Wheel alignment involves adjusting the angles of your vehicle's wheels to match the manufacturer's specifications, which requires precision down to fractions of a degree. To achieve this precision, shops utilize specialized computerized equipment, which provides levels of precision you simply can't match with any DIY method.
2. The Risk of DIY Wheel Alignment
By doing the wheel alignment yourself, you are risking not finishing the job and spending time on nothing. But even worse, you could make things worse and compromise your vehicle's handling and safety.
3. String or Tape Method
If you still insist on doing wheel alignment in your garage, you can use the string/tape method, which will adjust the toe. This procedure won't replace a professional wheel alignment, but it could help you correct serious alignment issues temporarily.
For the string/tape method, you will need four jack stands, a long piece of thin rope, and a tape measure. Here are all the steps required:
- Prepare your vehicle: before attempting a wheel alignment job, I strongly recommend ensuring the tires are properly inflated. Then, park your vehicle on a flat, level surface. This is crucial, as an uneven surface might mess with the readings. Finally, make sure the steering wheel is centered.
- Set up the jack stands: Position a jack stand near each wheel, creating a rectangle around your vehicle.
- String line setup: Run the string or rope from one front jack stand to the rear jack stand on the same side of the vehicle, ensuring the string is taut and level. Repeat on the other side.
- Align the strings: this requires expertise, or at least looking at someone doing it, which is why I'd recommend looking at a YouTube video. But basically, the string should be touching the rear tires but should be slightly off the front tires. Adjust the position of the string on the jack stands until the string just barely touches the front and back edges of the rear tires.
- Measure the alignment: use a tape measure to check the distance from the string to the front edge of the front wheel and then to the back edge of the same wheel on both sides. If the measurements are not equal, it indicates that your wheels are not aligned. For front wheels, a smaller distance at the front edge suggests toe-in alignment, while a smaller distance at the back edge suggests toe-out alignment.

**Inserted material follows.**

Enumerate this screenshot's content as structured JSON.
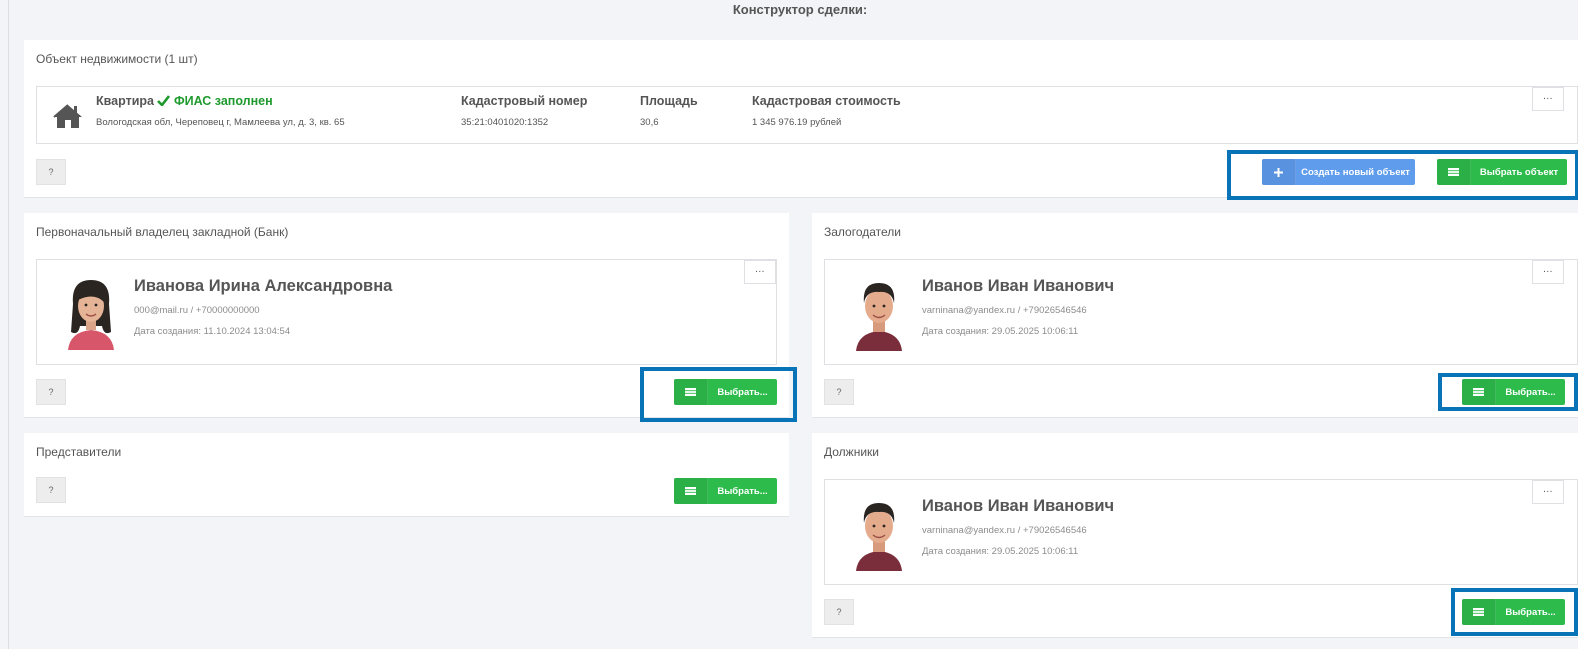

- Make adjustments (if necessary): if you notice toe misalignment, you will need to adjust the tie rods. Locate the lock nut on the tie rods and loosen it, then turn the rod in or out. Turning the rod in causes toe-in, while turning it out causes toe-out.
- Re-check the alignment: repeat the measurement process to ensure that the wheels are aligned.
Please note that you can only use the string/tape procedure to adjust the toe. If you want to adjust the camber, you will need a special camber gauge or a digital-level app. Still, you can't adjust the camber on most cars. Besides, camber adjustment is a more serious procedure that should be done in very small increments and can have a significant effect on how your vehicle handles.
Like many things in life, an alignment might seem simple on the surface, but it's a complex interplay of many parts working together, requiring expertise and skill. While there's merit in the attempt, and while you may be able to make minor adjustments at home, wheel alignment's intricacies are often best left in the hands of experienced professionals.
I don't want to discourage anyone from attempting wheel alignment, though. So, if you trust your DIY skills, you can, of course, tackle the issue. Or, do what numerous enthusiasts have already done in the shop where I work – follow what the mechanics are doing. I am sure they won't even mind explaining what they are doing to you. It's silent work, and they will surely want to have someone to talk to (and maybe brag a bit).
So, the next time your vehicle is up on the lift for a wheel alignment, consider looking at the fascinating process unfolding! You might learn an invaluable skill!
I’m Ivo Gievski, the content writer for Tireer. We built our website with over 15 years of experience and extensive research in the automotive and technology sectors. My dedication to delivering high-quality content is unwavering, and I strive to continuously hone my skills to stay ahead of industry trends and provide readers with informative, engaging, and valuable insights.